When deciding if graduate school is right for you, consider your overall career goals, the time commitment you are able to make, and the financial resources that you are willing to allocate toward your education. Consider the long-term picture when choosing whether or not to get your advanced degree. According to Dr. Alexis J. Miller, Ph.D., writing for the website Straighterline, criminal justice is an extremely competitive field that is no longer dominated by blue-collar workers.
Becoming a Patrol Officer
This career, according to Dr. Miller, requires at least a bachelor’s degree in addition to completing the police academy. As a beat officer, you’ll need, at a minimum, a basic understand of statistics, writing skills sufficient to complete police reports and some understanding of criminal psychology to work with suspects, all of which are covered in bachelor’s degree.
As you advance in your career, especially if you aspire to a leadership position, a graduate degree becomes increasingly important. An advanced degree typically offers students the opportunity to specialize in one or two areas of criminal justice, such as sex crimes, juvenile justice or corrections and case management.
If, for example, you want to become a chief of police, consider the major duties of this job. Because the chief’s job requires leadership and management skills, many municipalities, especially in urban areas, look for candidates with a graduate degree in criminal justice. All other factors being considered equal, the candidate with a master’s degree will hold the advantage at decision time.
To teach criminal justice at a college level, you’ll need a graduate degree, according to the website, Criminal Justice Career Hub. Because a major component of a college professor’s job is research, you’ll need to be well-versed on advanced statistical methods and research design, which is a major focus of a graduate degree.
Jobs Involving Public Policy

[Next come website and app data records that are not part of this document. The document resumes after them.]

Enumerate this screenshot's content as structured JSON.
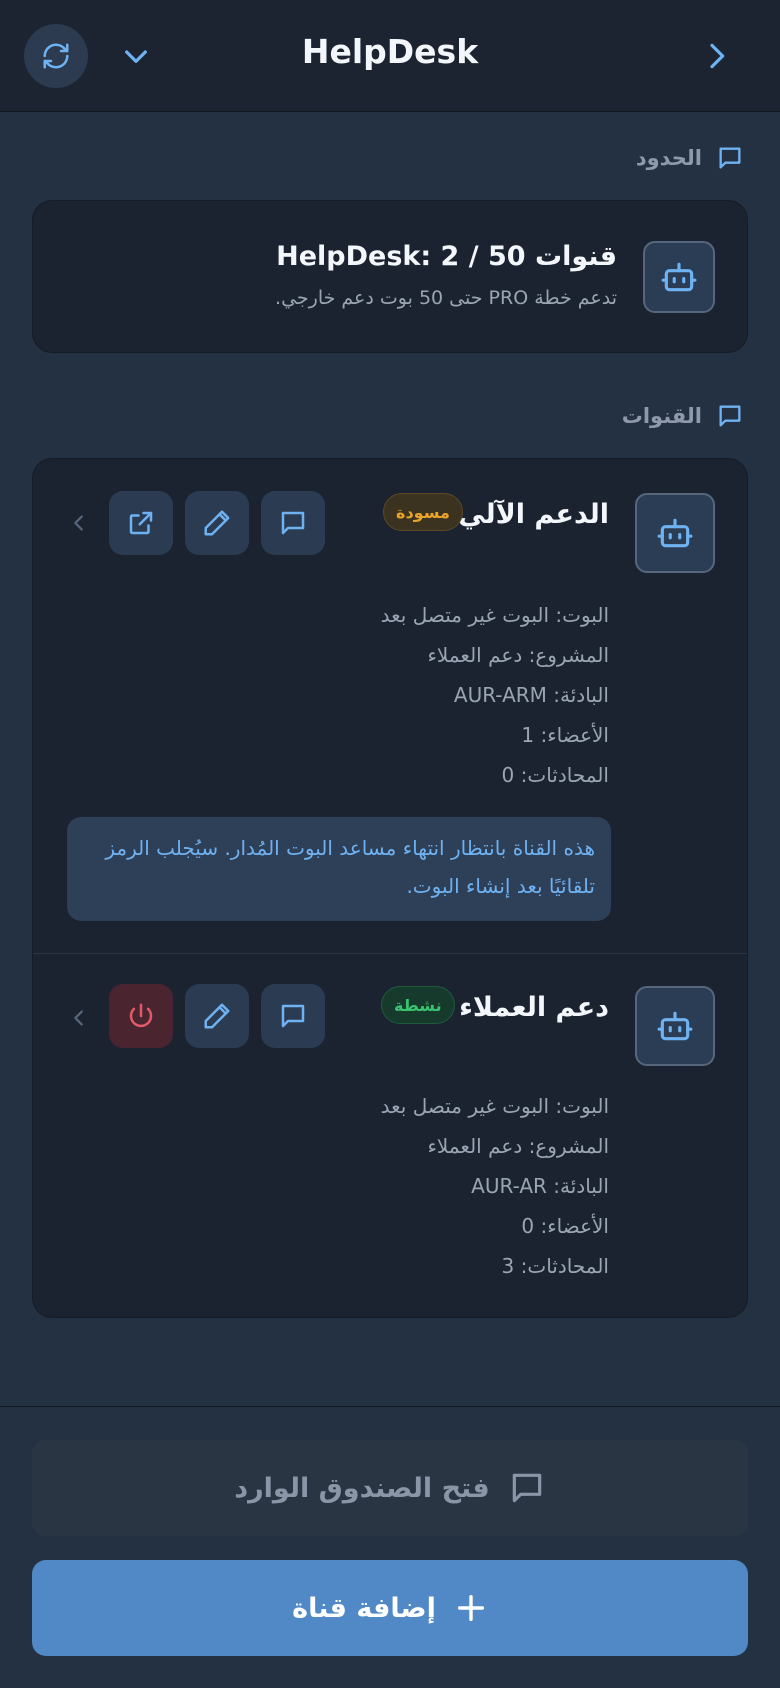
{
  "header": {
    "title": "HelpDesk",
    "refresh_icon": "refresh-icon",
    "dropdown_icon": "chevron-down-icon",
    "forward_icon": "chevron-right-icon"
  },
  "limits_section": {
    "label": "الحدود",
    "title": "قنوات HelpDesk: 2 / 50",
    "subtitle": "تدعم خطة PRO حتى 50 بوت دعم خارجي."
  },
  "channels_section": {
    "label": "القنوات",
    "channels": [
      {
        "name": "الدعم الآلي",
        "status": "مسودة",
        "bot": "البوت: البوت غير متصل بعد",
        "project": "المشروع: دعم العملاء",
        "prefix": "البادئة: AUR-ARM",
        "members": "الأعضاء: 1",
        "conversations": "المحادثات: 0",
        "note": "هذه القناة بانتظار انتهاء مساعد البوت المُدار. سيُجلب الرمز تلقائيًا بعد إنشاء البوت."
      },
      {
        "name": "دعم العملاء",
        "status": "نشطة",
        "bot": "البوت: البوت غير متصل بعد",
        "project": "المشروع: دعم العملاء",
        "prefix": "البادئة: AUR-AR",
        "members": "الأعضاء: 0",
        "conversations": "المحادثات: 3"
      }
    ]
  },
  "footer": {
    "open_inbox": "فتح الصندوق الوارد",
    "add_channel": "إضافة قناة"
  },
  "colors": {
    "accent": "#5189c7",
    "draft": "#e8a32a",
    "active": "#39c370",
    "danger": "#e05a6a"
  }
}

If your dream for a career in corrections involves writing, public interaction or advocacy, a graduate degree is a must. Graduate students learn how to conduct research, form persuasive arguments and present these arguments in a well-written yet understandable format.

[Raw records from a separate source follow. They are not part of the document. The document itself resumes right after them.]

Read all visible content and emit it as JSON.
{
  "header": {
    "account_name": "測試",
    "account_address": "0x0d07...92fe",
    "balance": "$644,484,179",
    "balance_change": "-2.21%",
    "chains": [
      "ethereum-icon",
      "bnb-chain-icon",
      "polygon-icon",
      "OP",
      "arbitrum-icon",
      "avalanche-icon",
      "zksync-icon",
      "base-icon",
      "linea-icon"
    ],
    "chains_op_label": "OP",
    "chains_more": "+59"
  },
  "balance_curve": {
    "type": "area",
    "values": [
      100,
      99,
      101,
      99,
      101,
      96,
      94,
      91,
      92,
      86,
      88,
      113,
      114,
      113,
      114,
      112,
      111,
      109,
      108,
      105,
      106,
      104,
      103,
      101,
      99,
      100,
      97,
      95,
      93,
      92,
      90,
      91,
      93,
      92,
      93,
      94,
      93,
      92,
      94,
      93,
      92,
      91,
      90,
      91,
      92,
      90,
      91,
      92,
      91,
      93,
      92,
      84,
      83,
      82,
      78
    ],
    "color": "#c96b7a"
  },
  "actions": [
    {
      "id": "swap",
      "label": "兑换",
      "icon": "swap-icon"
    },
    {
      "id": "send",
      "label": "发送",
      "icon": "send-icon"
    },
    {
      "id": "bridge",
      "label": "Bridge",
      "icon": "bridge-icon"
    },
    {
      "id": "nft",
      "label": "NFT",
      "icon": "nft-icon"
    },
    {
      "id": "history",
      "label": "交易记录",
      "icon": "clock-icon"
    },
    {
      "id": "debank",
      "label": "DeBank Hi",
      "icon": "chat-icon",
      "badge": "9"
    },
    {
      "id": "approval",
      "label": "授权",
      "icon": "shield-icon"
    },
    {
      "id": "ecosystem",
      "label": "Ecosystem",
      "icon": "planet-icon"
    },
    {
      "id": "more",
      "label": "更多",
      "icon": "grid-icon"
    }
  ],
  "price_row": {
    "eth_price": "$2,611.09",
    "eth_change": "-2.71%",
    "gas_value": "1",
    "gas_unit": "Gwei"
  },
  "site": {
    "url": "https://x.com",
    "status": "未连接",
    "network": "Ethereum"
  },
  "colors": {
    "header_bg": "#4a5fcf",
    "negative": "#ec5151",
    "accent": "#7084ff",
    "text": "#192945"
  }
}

Working for the FBI
Criminal profiling requires advanced knowledge of psychological principles, which are taught in a graduate program. Forensic scientists, who present profiling data in court, must be experts in their field and, as such, typically have a doctorate.
Making the Final Decision

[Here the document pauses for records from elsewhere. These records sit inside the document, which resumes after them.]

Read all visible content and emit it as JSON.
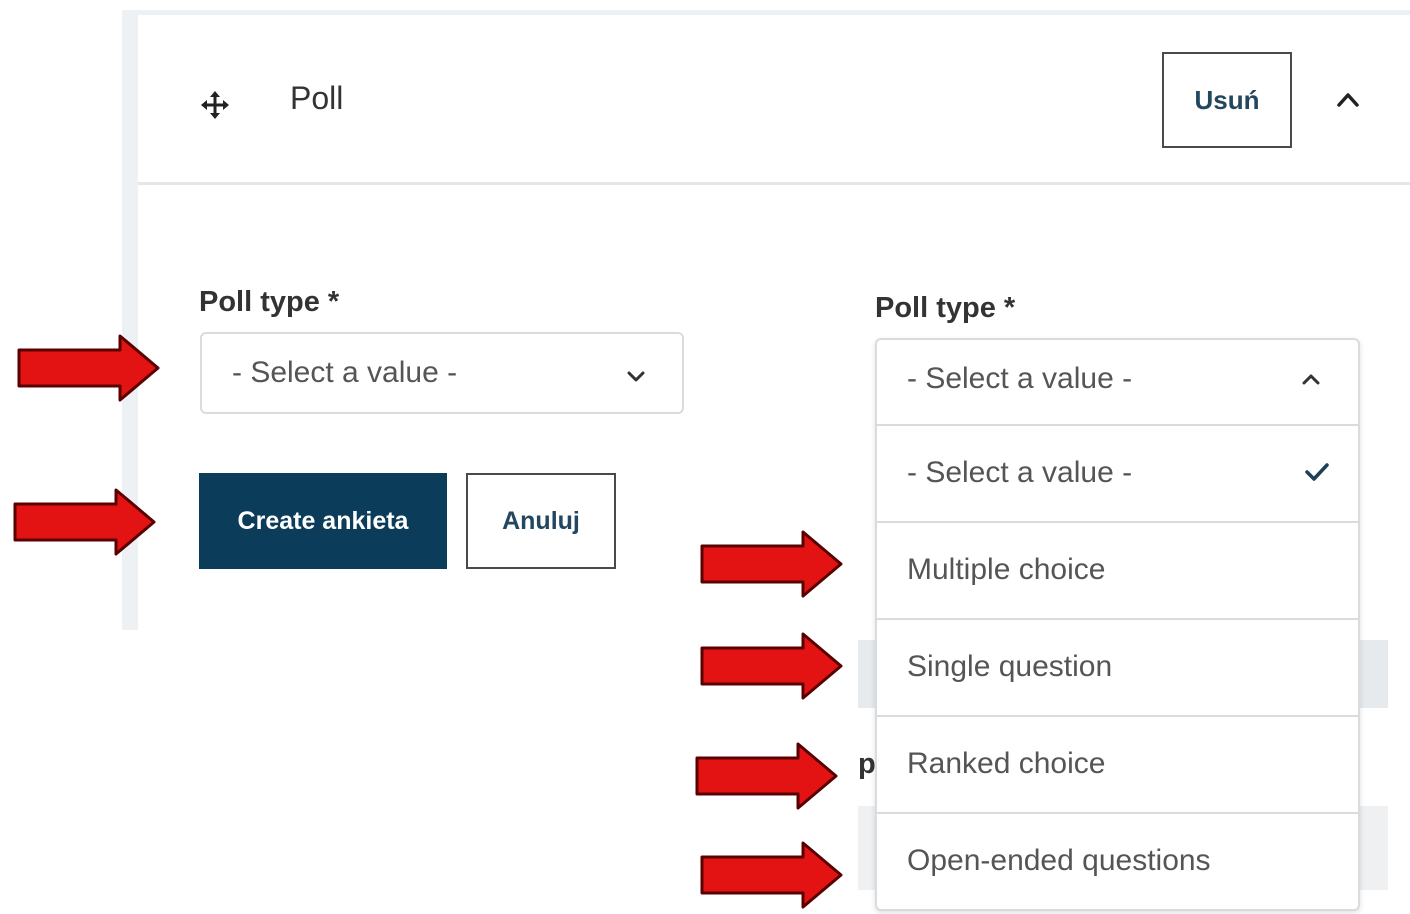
{
  "header": {
    "title": "Poll",
    "remove_label": "Usuń"
  },
  "form_left": {
    "label": "Poll type *",
    "select_value": "- Select a value -",
    "create_label": "Create ankieta",
    "cancel_label": "Anuluj"
  },
  "form_right": {
    "label": "Poll type *",
    "select_value": "- Select a value -",
    "options": [
      "- Select a value -",
      "Multiple choice",
      "Single question",
      "Ranked choice",
      "Open-ended questions"
    ],
    "selected_index": 0
  },
  "background_fragment": "p",
  "colors": {
    "arrow_fill": "#e41313",
    "arrow_stroke": "#5a0000",
    "primary": "#0b3c5a"
  },
  "icons": [
    "drag-handle-icon",
    "chevron-up-icon",
    "chevron-down-icon",
    "checkmark-icon",
    "red-arrow-icon"
  ]
}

Many individuals who have initially earned a bachelor’s degree in criminal justice work in the field for several years before deciding to return to school to earn their graduate degrees. Returning students find that studying advanced topics in criminal justice gives them the confidence and skills to become better at what they currently do, apply for advanced positions, and educate their peers or write about their experiences for the general public.